Required action:
Could you return every record below exactly as it is written?

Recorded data
**********

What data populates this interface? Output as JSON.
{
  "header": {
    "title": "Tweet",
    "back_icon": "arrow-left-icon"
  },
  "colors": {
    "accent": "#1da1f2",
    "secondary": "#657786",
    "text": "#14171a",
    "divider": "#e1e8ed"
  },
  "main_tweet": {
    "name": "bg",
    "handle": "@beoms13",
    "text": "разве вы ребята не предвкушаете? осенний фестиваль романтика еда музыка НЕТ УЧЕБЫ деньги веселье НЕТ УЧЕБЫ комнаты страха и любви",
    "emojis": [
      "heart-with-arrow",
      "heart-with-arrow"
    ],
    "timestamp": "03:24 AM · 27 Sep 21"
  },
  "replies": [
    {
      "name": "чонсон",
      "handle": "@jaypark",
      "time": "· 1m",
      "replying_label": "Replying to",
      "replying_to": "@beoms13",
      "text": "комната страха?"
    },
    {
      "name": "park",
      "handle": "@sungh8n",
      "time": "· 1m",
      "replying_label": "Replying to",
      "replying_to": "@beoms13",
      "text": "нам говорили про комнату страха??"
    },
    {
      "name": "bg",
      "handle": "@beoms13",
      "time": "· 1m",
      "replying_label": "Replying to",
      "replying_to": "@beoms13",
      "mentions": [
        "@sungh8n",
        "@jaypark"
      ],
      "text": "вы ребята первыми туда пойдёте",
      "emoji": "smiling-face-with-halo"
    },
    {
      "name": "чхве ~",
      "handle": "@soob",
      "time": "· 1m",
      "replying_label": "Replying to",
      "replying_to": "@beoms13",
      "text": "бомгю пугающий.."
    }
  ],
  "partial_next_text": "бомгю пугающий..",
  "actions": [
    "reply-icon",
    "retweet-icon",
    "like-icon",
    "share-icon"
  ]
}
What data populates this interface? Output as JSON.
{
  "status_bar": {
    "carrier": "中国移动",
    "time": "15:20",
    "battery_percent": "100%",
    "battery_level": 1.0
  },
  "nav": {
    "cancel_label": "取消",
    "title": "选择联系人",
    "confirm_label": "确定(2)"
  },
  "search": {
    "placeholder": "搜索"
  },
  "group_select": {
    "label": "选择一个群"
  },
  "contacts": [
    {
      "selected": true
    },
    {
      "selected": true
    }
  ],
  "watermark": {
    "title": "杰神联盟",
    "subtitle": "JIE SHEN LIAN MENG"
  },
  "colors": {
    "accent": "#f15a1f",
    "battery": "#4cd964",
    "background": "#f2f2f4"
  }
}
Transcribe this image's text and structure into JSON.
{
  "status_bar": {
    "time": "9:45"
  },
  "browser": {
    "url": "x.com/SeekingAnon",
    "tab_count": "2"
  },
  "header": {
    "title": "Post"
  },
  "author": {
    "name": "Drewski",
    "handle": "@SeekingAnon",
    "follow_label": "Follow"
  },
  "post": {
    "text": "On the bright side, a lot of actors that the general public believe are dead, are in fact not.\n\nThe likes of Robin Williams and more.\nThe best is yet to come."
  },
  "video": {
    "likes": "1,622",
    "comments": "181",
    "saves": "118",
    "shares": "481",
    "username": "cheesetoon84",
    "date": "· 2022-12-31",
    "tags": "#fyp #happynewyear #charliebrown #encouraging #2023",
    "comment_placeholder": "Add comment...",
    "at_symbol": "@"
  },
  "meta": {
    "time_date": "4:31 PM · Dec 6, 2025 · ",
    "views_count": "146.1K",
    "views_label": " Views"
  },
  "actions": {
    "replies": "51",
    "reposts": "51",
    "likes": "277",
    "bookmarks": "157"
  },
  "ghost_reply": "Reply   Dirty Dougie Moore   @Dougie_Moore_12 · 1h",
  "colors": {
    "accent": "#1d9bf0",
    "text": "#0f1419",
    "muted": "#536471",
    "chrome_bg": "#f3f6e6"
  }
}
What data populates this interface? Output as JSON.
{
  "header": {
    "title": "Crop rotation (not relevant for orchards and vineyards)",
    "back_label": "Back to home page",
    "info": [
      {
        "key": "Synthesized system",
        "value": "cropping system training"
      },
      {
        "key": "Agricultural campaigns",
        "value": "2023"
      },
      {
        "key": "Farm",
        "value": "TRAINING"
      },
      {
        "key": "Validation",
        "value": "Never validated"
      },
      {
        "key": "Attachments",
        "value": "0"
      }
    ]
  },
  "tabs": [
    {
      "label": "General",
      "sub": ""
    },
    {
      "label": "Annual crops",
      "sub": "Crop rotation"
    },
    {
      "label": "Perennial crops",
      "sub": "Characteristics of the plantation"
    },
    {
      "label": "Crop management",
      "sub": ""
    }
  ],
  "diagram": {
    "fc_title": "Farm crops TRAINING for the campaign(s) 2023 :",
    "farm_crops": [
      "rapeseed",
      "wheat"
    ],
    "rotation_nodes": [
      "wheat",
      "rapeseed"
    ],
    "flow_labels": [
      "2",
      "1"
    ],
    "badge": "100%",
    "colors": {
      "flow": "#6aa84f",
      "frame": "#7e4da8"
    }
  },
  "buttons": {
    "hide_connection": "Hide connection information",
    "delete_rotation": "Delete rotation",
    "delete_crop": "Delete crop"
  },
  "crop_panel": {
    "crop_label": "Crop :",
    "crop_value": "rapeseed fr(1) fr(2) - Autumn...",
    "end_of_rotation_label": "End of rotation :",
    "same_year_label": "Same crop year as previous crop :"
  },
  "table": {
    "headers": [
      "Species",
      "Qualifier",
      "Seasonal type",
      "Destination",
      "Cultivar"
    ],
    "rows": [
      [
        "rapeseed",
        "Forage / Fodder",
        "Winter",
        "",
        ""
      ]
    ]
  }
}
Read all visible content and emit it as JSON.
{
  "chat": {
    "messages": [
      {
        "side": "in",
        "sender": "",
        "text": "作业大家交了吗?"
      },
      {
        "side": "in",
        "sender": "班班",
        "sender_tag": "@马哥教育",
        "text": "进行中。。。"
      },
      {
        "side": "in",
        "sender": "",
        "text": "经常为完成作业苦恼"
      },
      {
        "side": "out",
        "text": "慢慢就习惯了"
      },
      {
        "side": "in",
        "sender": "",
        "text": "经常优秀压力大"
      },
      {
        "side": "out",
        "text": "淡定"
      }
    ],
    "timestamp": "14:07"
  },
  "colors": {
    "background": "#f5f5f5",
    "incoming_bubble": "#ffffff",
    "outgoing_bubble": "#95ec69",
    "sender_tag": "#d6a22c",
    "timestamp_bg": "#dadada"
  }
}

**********

Result of this task:
What data populates this interface? Output as JSON.
{
  "header": {
    "title": "Tweet",
    "back_icon": "arrow-left-icon"
  },
  "colors": {
    "accent": "#1da1f2",
    "secondary": "#657786",
    "text": "#14171a",
    "divider": "#e1e8ed"
  },
  "main_tweet": {
    "name": "bg",
    "handle": "@beoms13",
    "text": "разве вы ребята не предвкушаете? осенний фестиваль романтика еда музыка НЕТ УЧЕБЫ деньги веселье НЕТ УЧЕБЫ комнаты страха и любви",
    "emojis": [
      "heart-with-arrow",
      "heart-with-arrow"
    ],
    "timestamp": "03:24 AM · 27 Sep 21"
  },
  "replies": [
    {
      "name": "чонсон",
      "handle": "@jaypark",
      "time": "· 1m",
      "replying_label": "Replying to",
      "replying_to": "@beoms13",
      "text": "комната страха?"
    },
    {
      "name": "park",
      "handle": "@sungh8n",
      "time": "· 1m",
      "replying_label": "Replying to",
      "replying_to": "@beoms13",
      "text": "нам говорили про комнату страха??"
    },
    {
      "name": "bg",
      "handle": "@beoms13",
      "time": "· 1m",
      "replying_label": "Replying to",
      "replying_to": "@beoms13",
      "mentions": [
        "@sungh8n",
        "@jaypark"
      ],
      "text": "вы ребята первыми туда пойдёте",
      "emoji": "smiling-face-with-halo"
    },
    {
      "name": "чхве ~",
      "handle": "@soob",
      "time": "· 1m",
      "replying_label": "Replying to",
      "replying_to": "@beoms13",
      "text": "бомгю пугающий.."
    }
  ],
  "partial_next_text": "бомгю пугающий..",
  "actions": [
    "reply-icon",
    "retweet-icon",
    "like-icon",
    "share-icon"
  ]
}
What data populates this interface? Output as JSON.
{
  "status_bar": {
    "carrier": "中国移动",
    "time": "15:20",
    "battery_percent": "100%",
    "battery_level": 1.0
  },
  "nav": {
    "cancel_label": "取消",
    "title": "选择联系人",
    "confirm_label": "确定(2)"
  },
  "search": {
    "placeholder": "搜索"
  },
  "group_select": {
    "label": "选择一个群"
  },
  "contacts": [
    {
      "selected": true
    },
    {
      "selected": true
    }
  ],
  "watermark": {
    "title": "杰神联盟",
    "subtitle": "JIE SHEN LIAN MENG"
  },
  "colors": {
    "accent": "#f15a1f",
    "battery": "#4cd964",
    "background": "#f2f2f4"
  }
}
Transcribe this image's text and structure into JSON.
{
  "status_bar": {
    "time": "9:45"
  },
  "browser": {
    "url": "x.com/SeekingAnon",
    "tab_count": "2"
  },
  "header": {
    "title": "Post"
  },
  "author": {
    "name": "Drewski",
    "handle": "@SeekingAnon",
    "follow_label": "Follow"
  },
  "post": {
    "text": "On the bright side, a lot of actors that the general public believe are dead, are in fact not.\n\nThe likes of Robin Williams and more.\nThe best is yet to come."
  },
  "video": {
    "likes": "1,622",
    "comments": "181",
    "saves": "118",
    "shares": "481",
    "username": "cheesetoon84",
    "date": "· 2022-12-31",
    "tags": "#fyp #happynewyear #charliebrown #encouraging #2023",
    "comment_placeholder": "Add comment...",
    "at_symbol": "@"
  },
  "meta": {
    "time_date": "4:31 PM · Dec 6, 2025 · ",
    "views_count": "146.1K",
    "views_label": " Views"
  },
  "actions": {
    "replies": "51",
    "reposts": "51",
    "likes": "277",
    "bookmarks": "157"
  },
  "ghost_reply": "Reply   Dirty Dougie Moore   @Dougie_Moore_12 · 1h",
  "colors": {
    "accent": "#1d9bf0",
    "text": "#0f1419",
    "muted": "#536471",
    "chrome_bg": "#f3f6e6"
  }
}
What data populates this interface? Output as JSON.
{
  "header": {
    "title": "Crop rotation (not relevant for orchards and vineyards)",
    "back_label": "Back to home page",
    "info": [
      {
        "key": "Synthesized system",
        "value": "cropping system training"
      },
      {
        "key": "Agricultural campaigns",
        "value": "2023"
      },
      {
        "key": "Farm",
        "value": "TRAINING"
      },
      {
        "key": "Validation",
        "value": "Never validated"
      },
      {
        "key": "Attachments",
        "value": "0"
      }
    ]
  },
  "tabs": [
    {
      "label": "General",
      "sub": ""
    },
    {
      "label": "Annual crops",
      "sub": "Crop rotation"
    },
    {
      "label": "Perennial crops",
      "sub": "Characteristics of the plantation"
    },
    {
      "label": "Crop management",
      "sub": ""
    }
  ],
  "diagram": {
    "fc_title": "Farm crops TRAINING for the campaign(s) 2023 :",
    "farm_crops": [
      "rapeseed",
      "wheat"
    ],
    "rotation_nodes": [
      "wheat",
      "rapeseed"
    ],
    "flow_labels": [
      "2",
      "1"
    ],
    "badge": "100%",
    "colors": {
      "flow": "#6aa84f",
      "frame": "#7e4da8"
    }
  },
  "buttons": {
    "hide_connection": "Hide connection information",
    "delete_rotation": "Delete rotation",
    "delete_crop": "Delete crop"
  },
  "crop_panel": {
    "crop_label": "Crop :",
    "crop_value": "rapeseed fr(1) fr(2) - Autumn...",
    "end_of_rotation_label": "End of rotation :",
    "same_year_label": "Same crop year as previous crop :"
  },
  "table": {
    "headers": [
      "Species",
      "Qualifier",
      "Seasonal type",
      "Destination",
      "Cultivar"
    ],
    "rows": [
      [
        "rapeseed",
        "Forage / Fodder",
        "Winter",
        "",
        ""
      ]
    ]
  }
}
Read all visible content and emit it as JSON.
{
  "chat": {
    "messages": [
      {
        "side": "in",
        "sender": "",
        "text": "作业大家交了吗?"
      },
      {
        "side": "in",
        "sender": "班班",
        "sender_tag": "@马哥教育",
        "text": "进行中。。。"
      },
      {
        "side": "in",
        "sender": "",
        "text": "经常为完成作业苦恼"
      },
      {
        "side": "out",
        "text": "慢慢就习惯了"
      },
      {
        "side": "in",
        "sender": "",
        "text": "经常优秀压力大"
      },
      {
        "side": "out",
        "text": "淡定"
      }
    ],
    "timestamp": "14:07"
  },
  "colors": {
    "background": "#f5f5f5",
    "incoming_bubble": "#ffffff",
    "outgoing_bubble": "#95ec69",
    "sender_tag": "#d6a22c",
    "timestamp_bg": "#dadada"
  }
}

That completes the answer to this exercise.